Give the count of lines in the records that contain the string "plano", and write nothing but that number.

· · · · ·

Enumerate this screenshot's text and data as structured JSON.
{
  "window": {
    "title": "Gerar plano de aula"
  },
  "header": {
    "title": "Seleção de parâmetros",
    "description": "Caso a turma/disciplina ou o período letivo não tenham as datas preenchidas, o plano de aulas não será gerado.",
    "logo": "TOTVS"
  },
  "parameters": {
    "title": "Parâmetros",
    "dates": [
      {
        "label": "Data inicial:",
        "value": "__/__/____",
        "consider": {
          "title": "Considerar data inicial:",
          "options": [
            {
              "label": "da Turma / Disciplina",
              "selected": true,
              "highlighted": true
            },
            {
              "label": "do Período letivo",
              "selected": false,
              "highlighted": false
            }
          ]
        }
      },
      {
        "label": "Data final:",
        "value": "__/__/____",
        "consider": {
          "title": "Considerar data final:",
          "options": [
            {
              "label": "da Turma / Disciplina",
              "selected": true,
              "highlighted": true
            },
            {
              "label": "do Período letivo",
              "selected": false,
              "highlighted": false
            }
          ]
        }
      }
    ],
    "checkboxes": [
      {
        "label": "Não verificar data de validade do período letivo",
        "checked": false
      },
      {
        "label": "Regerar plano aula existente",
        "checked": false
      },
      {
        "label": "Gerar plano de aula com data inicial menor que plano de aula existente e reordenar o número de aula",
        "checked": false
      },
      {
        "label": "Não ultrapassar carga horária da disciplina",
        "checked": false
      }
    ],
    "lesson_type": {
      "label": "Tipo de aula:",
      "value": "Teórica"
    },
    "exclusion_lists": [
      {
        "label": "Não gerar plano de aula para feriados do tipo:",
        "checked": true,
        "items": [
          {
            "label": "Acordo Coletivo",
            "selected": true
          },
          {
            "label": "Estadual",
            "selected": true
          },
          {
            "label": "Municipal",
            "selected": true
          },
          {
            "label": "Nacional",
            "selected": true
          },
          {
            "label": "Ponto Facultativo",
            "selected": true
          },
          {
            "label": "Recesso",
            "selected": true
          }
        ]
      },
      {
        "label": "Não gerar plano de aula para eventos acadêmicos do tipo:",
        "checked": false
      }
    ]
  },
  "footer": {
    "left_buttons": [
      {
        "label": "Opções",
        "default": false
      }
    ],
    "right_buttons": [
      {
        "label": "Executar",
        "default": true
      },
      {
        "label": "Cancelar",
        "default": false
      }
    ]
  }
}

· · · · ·

» **Completed exercise**
6